=== PROBLEM TO WORK ON ===
Retype each of the entries below exactly as written.

=== GIVEN DATA ===
..............................
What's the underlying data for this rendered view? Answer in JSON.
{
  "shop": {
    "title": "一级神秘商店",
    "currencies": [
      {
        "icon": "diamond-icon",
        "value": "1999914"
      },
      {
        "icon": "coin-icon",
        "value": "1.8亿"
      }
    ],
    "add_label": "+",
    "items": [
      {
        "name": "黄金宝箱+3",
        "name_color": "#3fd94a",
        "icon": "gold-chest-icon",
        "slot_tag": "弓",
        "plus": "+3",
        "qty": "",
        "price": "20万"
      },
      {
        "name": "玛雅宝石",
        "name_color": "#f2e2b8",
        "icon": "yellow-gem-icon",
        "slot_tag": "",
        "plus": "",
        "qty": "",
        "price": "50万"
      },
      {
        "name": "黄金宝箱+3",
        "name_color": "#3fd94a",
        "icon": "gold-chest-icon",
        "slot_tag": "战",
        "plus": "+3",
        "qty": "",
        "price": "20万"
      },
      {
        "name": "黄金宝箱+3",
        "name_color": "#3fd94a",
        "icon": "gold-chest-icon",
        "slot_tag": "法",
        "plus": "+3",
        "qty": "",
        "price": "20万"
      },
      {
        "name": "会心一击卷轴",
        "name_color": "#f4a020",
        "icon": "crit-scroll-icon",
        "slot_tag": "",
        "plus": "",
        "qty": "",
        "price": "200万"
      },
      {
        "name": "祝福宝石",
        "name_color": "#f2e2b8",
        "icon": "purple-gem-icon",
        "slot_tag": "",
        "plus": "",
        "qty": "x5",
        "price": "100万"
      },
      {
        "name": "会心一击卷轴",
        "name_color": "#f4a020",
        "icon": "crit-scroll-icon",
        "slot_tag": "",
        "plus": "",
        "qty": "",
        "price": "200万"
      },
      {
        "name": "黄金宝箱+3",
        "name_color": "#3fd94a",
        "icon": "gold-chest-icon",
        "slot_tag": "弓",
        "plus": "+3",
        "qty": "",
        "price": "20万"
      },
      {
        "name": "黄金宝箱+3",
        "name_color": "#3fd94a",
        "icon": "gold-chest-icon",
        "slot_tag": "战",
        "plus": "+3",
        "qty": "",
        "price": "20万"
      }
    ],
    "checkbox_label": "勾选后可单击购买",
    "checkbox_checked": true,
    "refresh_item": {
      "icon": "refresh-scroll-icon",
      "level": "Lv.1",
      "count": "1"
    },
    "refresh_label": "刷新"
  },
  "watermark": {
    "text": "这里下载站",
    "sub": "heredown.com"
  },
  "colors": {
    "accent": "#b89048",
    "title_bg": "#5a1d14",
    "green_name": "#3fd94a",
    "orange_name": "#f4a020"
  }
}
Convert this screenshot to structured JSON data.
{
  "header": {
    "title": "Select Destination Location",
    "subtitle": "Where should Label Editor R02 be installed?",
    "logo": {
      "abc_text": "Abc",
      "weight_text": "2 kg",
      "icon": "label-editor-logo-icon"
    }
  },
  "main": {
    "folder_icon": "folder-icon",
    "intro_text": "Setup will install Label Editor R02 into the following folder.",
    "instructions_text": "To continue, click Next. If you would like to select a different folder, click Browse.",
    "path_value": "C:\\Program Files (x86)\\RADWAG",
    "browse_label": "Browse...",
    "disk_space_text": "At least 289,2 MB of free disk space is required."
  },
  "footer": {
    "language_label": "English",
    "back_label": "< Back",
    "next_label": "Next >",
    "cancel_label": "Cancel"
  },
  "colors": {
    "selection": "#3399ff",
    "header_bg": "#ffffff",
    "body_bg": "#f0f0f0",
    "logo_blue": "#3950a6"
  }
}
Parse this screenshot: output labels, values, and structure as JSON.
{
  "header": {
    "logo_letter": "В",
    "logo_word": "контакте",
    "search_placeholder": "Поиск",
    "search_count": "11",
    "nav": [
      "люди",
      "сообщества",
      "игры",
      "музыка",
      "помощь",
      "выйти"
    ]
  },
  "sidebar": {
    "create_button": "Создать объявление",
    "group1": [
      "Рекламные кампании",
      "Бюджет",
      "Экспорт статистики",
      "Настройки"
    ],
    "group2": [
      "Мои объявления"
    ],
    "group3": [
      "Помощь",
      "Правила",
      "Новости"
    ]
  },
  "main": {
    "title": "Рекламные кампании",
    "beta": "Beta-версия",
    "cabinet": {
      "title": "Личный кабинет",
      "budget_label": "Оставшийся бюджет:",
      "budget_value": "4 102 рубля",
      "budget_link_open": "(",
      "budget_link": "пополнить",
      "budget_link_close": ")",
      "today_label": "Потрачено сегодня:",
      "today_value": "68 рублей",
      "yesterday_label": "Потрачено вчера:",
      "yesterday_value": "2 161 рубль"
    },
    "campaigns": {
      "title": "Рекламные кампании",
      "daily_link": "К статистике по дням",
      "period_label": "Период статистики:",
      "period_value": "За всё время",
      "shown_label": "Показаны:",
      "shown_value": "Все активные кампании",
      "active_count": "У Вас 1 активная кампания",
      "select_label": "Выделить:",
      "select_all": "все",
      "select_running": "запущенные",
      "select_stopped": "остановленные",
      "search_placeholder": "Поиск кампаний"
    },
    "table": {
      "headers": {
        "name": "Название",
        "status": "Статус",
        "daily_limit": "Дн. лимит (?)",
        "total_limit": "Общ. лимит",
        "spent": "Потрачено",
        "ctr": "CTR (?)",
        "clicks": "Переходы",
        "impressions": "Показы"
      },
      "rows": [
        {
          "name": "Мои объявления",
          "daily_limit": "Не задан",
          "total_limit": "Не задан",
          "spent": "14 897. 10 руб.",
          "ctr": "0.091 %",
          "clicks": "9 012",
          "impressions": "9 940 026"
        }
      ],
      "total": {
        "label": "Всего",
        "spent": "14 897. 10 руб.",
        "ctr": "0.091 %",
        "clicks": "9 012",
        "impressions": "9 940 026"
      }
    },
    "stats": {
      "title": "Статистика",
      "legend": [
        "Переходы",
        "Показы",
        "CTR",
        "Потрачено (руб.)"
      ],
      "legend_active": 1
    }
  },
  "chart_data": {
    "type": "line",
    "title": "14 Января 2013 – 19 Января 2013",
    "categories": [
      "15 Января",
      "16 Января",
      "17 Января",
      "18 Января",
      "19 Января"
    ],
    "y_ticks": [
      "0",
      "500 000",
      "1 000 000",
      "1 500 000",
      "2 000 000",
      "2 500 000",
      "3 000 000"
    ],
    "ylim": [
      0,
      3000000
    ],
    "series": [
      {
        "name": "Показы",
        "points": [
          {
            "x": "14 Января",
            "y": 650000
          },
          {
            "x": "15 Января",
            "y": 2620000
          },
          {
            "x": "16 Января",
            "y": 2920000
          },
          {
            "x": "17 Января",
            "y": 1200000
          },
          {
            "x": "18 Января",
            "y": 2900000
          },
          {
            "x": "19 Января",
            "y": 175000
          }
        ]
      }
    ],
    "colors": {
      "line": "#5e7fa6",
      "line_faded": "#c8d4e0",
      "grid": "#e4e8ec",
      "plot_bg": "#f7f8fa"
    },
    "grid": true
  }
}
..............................
=== EXERCISE RESPONSE ===
What's the underlying data for this rendered view? Answer in JSON.
{
  "shop": {
    "title": "一级神秘商店",
    "currencies": [
      {
        "icon": "diamond-icon",
        "value": "1999914"
      },
      {
        "icon": "coin-icon",
        "value": "1.8亿"
      }
    ],
    "add_label": "+",
    "items": [
      {
        "name": "黄金宝箱+3",
        "name_color": "#3fd94a",
        "icon": "gold-chest-icon",
        "slot_tag": "弓",
        "plus": "+3",
        "qty": "",
        "price": "20万"
      },
      {
        "name": "玛雅宝石",
        "name_color": "#f2e2b8",
        "icon": "yellow-gem-icon",
        "slot_tag": "",
        "plus": "",
        "qty": "",
        "price": "50万"
      },
      {
        "name": "黄金宝箱+3",
        "name_color": "#3fd94a",
        "icon": "gold-chest-icon",
        "slot_tag": "战",
        "plus": "+3",
        "qty": "",
        "price": "20万"
      },
      {
        "name": "黄金宝箱+3",
        "name_color": "#3fd94a",
        "icon": "gold-chest-icon",
        "slot_tag": "法",
        "plus": "+3",
        "qty": "",
        "price": "20万"
      },
      {
        "name": "会心一击卷轴",
        "name_color": "#f4a020",
        "icon": "crit-scroll-icon",
        "slot_tag": "",
        "plus": "",
        "qty": "",
        "price": "200万"
      },
      {
        "name": "祝福宝石",
        "name_color": "#f2e2b8",
        "icon": "purple-gem-icon",
        "slot_tag": "",
        "plus": "",
        "qty": "x5",
        "price": "100万"
      },
      {
        "name": "会心一击卷轴",
        "name_color": "#f4a020",
        "icon": "crit-scroll-icon",
        "slot_tag": "",
        "plus": "",
        "qty": "",
        "price": "200万"
      },
      {
        "name": "黄金宝箱+3",
        "name_color": "#3fd94a",
        "icon": "gold-chest-icon",
        "slot_tag": "弓",
        "plus": "+3",
        "qty": "",
        "price": "20万"
      },
      {
        "name": "黄金宝箱+3",
        "name_color": "#3fd94a",
        "icon": "gold-chest-icon",
        "slot_tag": "战",
        "plus": "+3",
        "qty": "",
        "price": "20万"
      }
    ],
    "checkbox_label": "勾选后可单击购买",
    "checkbox_checked": true,
    "refresh_item": {
      "icon": "refresh-scroll-icon",
      "level": "Lv.1",
      "count": "1"
    },
    "refresh_label": "刷新"
  },
  "watermark": {
    "text": "这里下载站",
    "sub": "heredown.com"
  },
  "colors": {
    "accent": "#b89048",
    "title_bg": "#5a1d14",
    "green_name": "#3fd94a",
    "orange_name": "#f4a020"
  }
}
Convert this screenshot to structured JSON data.
{
  "header": {
    "title": "Select Destination Location",
    "subtitle": "Where should Label Editor R02 be installed?",
    "logo": {
      "abc_text": "Abc",
      "weight_text": "2 kg",
      "icon": "label-editor-logo-icon"
    }
  },
  "main": {
    "folder_icon": "folder-icon",
    "intro_text": "Setup will install Label Editor R02 into the following folder.",
    "instructions_text": "To continue, click Next. If you would like to select a different folder, click Browse.",
    "path_value": "C:\\Program Files (x86)\\RADWAG",
    "browse_label": "Browse...",
    "disk_space_text": "At least 289,2 MB of free disk space is required."
  },
  "footer": {
    "language_label": "English",
    "back_label": "< Back",
    "next_label": "Next >",
    "cancel_label": "Cancel"
  },
  "colors": {
    "selection": "#3399ff",
    "header_bg": "#ffffff",
    "body_bg": "#f0f0f0",
    "logo_blue": "#3950a6"
  }
}
Parse this screenshot: output labels, values, and structure as JSON.
{
  "header": {
    "logo_letter": "В",
    "logo_word": "контакте",
    "search_placeholder": "Поиск",
    "search_count": "11",
    "nav": [
      "люди",
      "сообщества",
      "игры",
      "музыка",
      "помощь",
      "выйти"
    ]
  },
  "sidebar": {
    "create_button": "Создать объявление",
    "group1": [
      "Рекламные кампании",
      "Бюджет",
      "Экспорт статистики",
      "Настройки"
    ],
    "group2": [
      "Мои объявления"
    ],
    "group3": [
      "Помощь",
      "Правила",
      "Новости"
    ]
  },
  "main": {
    "title": "Рекламные кампании",
    "beta": "Beta-версия",
    "cabinet": {
      "title": "Личный кабинет",
      "budget_label": "Оставшийся бюджет:",
      "budget_value": "4 102 рубля",
      "budget_link_open": "(",
      "budget_link": "пополнить",
      "budget_link_close": ")",
      "today_label": "Потрачено сегодня:",
      "today_value": "68 рублей",
      "yesterday_label": "Потрачено вчера:",
      "yesterday_value": "2 161 рубль"
    },
    "campaigns": {
      "title": "Рекламные кампании",
      "daily_link": "К статистике по дням",
      "period_label": "Период статистики:",
      "period_value": "За всё время",
      "shown_label": "Показаны:",
      "shown_value": "Все активные кампании",
      "active_count": "У Вас 1 активная кампания",
      "select_label": "Выделить:",
      "select_all": "все",
      "select_running": "запущенные",
      "select_stopped": "остановленные",
      "search_placeholder": "Поиск кампаний"
    },
    "table": {
      "headers": {
        "name": "Название",
        "status": "Статус",
        "daily_limit": "Дн. лимит (?)",
        "total_limit": "Общ. лимит",
        "spent": "Потрачено",
        "ctr": "CTR (?)",
        "clicks": "Переходы",
        "impressions": "Показы"
      },
      "rows": [
        {
          "name": "Мои объявления",
          "daily_limit": "Не задан",
          "total_limit": "Не задан",
          "spent": "14 897. 10 руб.",
          "ctr": "0.091 %",
          "clicks": "9 012",
          "impressions": "9 940 026"
        }
      ],
      "total": {
        "label": "Всего",
        "spent": "14 897. 10 руб.",
        "ctr": "0.091 %",
        "clicks": "9 012",
        "impressions": "9 940 026"
      }
    },
    "stats": {
      "title": "Статистика",
      "legend": [
        "Переходы",
        "Показы",
        "CTR",
        "Потрачено (руб.)"
      ],
      "legend_active": 1
    }
  },
  "chart_data": {
    "type": "line",
    "title": "14 Января 2013 – 19 Января 2013",
    "categories": [
      "15 Января",
      "16 Января",
      "17 Января",
      "18 Января",
      "19 Января"
    ],
    "y_ticks": [
      "0",
      "500 000",
      "1 000 000",
      "1 500 000",
      "2 000 000",
      "2 500 000",
      "3 000 000"
    ],
    "ylim": [
      0,
      3000000
    ],
    "series": [
      {
        "name": "Показы",
        "points": [
          {
            "x": "14 Января",
            "y": 650000
          },
          {
            "x": "15 Января",
            "y": 2620000
          },
          {
            "x": "16 Января",
            "y": 2920000
          },
          {
            "x": "17 Января",
            "y": 1200000
          },
          {
            "x": "18 Января",
            "y": 2900000
          },
          {
            "x": "19 Января",
            "y": 175000
          }
        ]
      }
    ],
    "colors": {
      "line": "#5e7fa6",
      "line_faded": "#c8d4e0",
      "grid": "#e4e8ec",
      "plot_bg": "#f7f8fa"
    },
    "grid": true
  }
}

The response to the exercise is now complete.